Copy every line of the entries that includes the word "meta".

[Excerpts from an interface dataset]
* * * *
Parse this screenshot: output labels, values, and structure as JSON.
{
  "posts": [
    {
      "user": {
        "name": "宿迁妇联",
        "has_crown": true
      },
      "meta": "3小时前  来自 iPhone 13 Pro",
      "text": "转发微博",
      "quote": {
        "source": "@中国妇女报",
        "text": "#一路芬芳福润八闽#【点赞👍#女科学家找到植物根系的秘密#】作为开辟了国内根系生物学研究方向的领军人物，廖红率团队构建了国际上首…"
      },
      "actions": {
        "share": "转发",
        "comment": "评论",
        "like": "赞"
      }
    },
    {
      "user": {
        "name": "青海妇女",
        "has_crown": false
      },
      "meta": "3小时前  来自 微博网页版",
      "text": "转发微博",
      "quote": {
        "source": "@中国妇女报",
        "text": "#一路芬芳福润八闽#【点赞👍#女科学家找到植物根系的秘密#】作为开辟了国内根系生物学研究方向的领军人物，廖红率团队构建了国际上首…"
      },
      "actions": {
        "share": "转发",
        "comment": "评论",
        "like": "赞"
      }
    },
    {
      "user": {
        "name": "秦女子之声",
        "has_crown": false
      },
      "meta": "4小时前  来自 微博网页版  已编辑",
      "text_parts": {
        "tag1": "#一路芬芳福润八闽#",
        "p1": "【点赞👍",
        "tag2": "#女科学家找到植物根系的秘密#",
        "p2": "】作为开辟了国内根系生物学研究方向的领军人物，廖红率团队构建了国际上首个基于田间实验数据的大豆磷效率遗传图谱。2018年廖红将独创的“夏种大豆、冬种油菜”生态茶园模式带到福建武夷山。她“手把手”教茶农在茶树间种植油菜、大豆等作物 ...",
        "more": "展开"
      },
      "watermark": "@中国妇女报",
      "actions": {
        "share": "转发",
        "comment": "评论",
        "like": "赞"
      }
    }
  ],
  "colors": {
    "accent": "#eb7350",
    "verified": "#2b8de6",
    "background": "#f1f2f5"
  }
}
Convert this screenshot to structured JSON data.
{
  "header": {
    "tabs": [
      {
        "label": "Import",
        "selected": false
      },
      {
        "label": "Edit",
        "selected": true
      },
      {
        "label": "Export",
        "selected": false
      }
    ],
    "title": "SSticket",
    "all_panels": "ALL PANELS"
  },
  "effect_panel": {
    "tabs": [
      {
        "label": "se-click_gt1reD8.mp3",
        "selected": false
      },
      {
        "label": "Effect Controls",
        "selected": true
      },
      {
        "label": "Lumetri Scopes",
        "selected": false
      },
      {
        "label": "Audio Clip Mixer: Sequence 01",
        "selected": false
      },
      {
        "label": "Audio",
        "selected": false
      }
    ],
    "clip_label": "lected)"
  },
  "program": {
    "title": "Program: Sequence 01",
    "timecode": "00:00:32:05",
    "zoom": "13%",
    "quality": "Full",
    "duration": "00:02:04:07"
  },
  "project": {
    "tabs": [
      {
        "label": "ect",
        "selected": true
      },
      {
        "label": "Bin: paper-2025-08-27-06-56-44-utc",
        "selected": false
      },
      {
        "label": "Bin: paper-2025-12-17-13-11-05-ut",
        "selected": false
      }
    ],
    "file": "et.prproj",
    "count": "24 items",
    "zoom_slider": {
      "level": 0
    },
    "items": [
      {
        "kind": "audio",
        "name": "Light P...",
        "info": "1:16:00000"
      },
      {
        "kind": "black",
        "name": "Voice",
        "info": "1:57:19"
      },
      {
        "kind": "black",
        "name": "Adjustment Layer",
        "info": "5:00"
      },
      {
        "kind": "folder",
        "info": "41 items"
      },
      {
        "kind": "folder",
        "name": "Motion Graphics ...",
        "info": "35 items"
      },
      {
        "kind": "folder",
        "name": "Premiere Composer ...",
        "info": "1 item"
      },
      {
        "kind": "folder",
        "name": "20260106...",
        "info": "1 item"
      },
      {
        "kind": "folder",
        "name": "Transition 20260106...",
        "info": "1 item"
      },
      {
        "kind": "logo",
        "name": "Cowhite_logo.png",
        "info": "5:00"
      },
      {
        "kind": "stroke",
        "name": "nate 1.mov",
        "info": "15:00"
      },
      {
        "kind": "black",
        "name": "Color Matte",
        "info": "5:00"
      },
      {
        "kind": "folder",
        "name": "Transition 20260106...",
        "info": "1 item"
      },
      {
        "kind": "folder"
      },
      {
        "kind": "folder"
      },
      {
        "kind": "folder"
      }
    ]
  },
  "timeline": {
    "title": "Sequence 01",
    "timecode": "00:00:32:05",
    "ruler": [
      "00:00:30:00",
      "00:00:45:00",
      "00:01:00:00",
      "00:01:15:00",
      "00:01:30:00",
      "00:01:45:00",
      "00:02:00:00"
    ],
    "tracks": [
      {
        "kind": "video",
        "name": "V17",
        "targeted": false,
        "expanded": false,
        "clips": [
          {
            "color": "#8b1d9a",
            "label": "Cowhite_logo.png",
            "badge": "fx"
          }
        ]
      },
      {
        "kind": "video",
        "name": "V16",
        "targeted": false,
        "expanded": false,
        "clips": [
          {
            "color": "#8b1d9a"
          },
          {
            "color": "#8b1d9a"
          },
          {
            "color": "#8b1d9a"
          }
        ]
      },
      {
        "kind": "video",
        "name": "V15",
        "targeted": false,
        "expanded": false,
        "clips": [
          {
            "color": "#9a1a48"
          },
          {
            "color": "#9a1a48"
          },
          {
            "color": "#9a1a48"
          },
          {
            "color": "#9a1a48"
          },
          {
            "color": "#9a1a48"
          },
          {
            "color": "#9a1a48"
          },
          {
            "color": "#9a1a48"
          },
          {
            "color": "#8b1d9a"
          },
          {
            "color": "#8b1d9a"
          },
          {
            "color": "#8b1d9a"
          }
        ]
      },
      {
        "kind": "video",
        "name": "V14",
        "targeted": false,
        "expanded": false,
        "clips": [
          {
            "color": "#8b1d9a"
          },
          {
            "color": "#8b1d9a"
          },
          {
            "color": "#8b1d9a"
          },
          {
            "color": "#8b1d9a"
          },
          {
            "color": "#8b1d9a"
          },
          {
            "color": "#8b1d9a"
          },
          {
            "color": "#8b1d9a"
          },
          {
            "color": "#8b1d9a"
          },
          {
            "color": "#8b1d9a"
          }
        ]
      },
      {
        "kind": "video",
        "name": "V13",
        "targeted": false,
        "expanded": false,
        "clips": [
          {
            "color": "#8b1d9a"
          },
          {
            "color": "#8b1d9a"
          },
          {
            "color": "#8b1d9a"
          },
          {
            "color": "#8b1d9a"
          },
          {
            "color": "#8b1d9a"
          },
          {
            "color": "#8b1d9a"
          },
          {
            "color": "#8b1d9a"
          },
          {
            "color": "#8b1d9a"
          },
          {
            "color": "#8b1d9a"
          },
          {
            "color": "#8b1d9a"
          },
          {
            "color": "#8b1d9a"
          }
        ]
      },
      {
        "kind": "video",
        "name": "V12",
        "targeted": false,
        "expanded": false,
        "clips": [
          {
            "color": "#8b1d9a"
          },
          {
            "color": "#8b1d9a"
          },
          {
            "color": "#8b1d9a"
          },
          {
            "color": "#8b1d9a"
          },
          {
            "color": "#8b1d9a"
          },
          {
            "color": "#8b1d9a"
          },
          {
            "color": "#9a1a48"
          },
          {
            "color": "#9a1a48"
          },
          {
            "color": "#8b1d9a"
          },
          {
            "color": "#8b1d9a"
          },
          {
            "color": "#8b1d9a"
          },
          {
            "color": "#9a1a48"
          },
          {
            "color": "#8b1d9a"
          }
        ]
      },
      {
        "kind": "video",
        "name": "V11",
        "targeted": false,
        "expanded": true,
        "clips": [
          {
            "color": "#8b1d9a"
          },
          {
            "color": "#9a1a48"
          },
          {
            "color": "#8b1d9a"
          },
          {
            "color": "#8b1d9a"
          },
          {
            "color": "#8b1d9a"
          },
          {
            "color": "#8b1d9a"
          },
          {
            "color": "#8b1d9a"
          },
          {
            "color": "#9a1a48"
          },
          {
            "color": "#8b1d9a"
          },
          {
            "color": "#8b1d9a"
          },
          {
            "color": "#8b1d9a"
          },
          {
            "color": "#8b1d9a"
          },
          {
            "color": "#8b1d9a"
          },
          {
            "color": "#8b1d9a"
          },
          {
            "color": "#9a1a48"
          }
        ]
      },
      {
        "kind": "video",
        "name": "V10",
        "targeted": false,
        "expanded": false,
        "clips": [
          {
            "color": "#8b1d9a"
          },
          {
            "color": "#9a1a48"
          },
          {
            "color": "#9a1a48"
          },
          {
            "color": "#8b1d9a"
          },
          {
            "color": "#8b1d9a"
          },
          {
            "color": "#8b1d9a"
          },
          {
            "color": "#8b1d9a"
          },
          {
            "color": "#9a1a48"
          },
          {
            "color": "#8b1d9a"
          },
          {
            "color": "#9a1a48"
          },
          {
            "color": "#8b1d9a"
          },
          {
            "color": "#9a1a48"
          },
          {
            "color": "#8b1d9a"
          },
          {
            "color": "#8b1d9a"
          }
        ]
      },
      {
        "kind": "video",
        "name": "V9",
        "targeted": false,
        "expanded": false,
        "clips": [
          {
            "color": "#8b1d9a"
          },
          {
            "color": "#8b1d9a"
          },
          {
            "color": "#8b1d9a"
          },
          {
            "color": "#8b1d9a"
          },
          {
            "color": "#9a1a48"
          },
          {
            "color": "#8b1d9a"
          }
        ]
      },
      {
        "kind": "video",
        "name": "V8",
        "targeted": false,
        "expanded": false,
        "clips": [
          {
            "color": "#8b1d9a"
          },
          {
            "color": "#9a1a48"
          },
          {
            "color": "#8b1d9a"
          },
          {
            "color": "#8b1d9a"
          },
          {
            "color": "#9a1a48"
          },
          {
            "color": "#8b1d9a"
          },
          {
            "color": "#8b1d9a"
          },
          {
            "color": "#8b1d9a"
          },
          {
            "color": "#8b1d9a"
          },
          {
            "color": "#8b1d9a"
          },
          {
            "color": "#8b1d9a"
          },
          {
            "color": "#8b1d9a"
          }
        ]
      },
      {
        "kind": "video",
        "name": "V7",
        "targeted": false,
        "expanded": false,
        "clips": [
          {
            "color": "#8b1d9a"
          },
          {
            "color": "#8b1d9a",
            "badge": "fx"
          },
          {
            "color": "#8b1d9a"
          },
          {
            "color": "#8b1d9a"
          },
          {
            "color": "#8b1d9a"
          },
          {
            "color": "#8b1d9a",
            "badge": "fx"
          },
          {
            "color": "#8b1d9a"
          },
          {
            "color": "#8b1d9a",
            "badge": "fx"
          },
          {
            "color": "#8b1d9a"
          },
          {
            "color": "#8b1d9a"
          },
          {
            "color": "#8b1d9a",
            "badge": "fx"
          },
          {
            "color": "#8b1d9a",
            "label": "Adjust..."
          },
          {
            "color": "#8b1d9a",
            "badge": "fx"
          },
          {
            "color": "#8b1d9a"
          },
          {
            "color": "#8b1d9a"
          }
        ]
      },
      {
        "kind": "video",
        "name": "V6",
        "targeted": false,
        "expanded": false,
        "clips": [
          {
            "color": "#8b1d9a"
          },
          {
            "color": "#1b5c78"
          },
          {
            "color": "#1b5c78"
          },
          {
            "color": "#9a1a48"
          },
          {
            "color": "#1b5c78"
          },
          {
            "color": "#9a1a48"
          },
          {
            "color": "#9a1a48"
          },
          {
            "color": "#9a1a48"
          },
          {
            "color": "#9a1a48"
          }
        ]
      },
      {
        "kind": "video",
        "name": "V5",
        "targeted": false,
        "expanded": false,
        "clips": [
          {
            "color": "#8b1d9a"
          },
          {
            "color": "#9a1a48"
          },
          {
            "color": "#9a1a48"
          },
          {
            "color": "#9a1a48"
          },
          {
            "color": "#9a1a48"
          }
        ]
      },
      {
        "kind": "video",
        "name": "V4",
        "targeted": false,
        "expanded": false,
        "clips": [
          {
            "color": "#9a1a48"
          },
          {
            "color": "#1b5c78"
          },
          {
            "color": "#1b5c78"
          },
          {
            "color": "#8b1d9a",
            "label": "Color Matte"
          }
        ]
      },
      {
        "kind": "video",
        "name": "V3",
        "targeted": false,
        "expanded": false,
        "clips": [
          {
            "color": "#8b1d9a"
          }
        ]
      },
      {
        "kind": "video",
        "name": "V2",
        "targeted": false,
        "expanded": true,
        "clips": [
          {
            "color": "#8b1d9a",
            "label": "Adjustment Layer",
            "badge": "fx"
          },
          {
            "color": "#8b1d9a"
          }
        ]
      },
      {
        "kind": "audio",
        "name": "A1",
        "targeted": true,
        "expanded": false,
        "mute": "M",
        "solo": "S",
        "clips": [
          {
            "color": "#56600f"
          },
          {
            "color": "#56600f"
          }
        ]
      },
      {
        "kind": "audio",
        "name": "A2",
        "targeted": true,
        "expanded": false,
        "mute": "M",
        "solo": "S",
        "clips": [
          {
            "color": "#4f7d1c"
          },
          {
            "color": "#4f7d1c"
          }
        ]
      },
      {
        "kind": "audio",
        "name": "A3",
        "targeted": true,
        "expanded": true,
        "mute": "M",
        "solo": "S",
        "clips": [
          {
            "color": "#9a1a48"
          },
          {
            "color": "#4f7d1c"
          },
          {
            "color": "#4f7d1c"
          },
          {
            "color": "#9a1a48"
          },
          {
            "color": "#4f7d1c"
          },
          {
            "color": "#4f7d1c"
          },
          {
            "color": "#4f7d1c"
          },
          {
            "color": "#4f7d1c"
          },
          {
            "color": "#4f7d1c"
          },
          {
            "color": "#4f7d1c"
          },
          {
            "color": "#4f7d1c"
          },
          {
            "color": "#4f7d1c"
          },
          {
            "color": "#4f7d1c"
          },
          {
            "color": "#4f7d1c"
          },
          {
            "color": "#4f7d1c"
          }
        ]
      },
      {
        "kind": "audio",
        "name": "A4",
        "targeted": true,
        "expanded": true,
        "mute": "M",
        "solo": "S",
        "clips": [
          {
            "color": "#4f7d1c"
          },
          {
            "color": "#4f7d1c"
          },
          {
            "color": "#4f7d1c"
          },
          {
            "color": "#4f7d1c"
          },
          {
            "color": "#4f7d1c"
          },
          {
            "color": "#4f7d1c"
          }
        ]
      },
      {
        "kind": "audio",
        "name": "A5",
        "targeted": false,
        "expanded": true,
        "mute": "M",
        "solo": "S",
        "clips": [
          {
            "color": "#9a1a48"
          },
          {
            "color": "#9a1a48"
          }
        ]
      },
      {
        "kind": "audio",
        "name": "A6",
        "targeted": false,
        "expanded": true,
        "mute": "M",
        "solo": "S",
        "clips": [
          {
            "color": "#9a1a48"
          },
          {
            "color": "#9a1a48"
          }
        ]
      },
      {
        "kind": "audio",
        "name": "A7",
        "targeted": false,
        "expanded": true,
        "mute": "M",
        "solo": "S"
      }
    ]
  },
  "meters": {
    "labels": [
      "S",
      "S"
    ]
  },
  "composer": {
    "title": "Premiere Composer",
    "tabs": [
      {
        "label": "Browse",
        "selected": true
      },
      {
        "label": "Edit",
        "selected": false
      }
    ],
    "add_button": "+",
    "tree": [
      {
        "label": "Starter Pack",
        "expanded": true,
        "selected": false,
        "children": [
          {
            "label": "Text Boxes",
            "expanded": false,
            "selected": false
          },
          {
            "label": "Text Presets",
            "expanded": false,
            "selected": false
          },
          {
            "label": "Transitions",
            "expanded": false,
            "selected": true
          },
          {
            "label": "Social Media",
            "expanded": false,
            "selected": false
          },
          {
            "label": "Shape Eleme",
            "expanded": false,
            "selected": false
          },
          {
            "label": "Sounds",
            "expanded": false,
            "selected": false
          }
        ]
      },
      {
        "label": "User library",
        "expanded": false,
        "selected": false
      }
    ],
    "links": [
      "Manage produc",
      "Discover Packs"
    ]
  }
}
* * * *
#### Your solution
      "meta": "3小时前  来自 iPhone 13 Pro",
      "meta": "3小时前  来自 微博网页版",
      "meta": "4小时前  来自 微博网页版  已编辑",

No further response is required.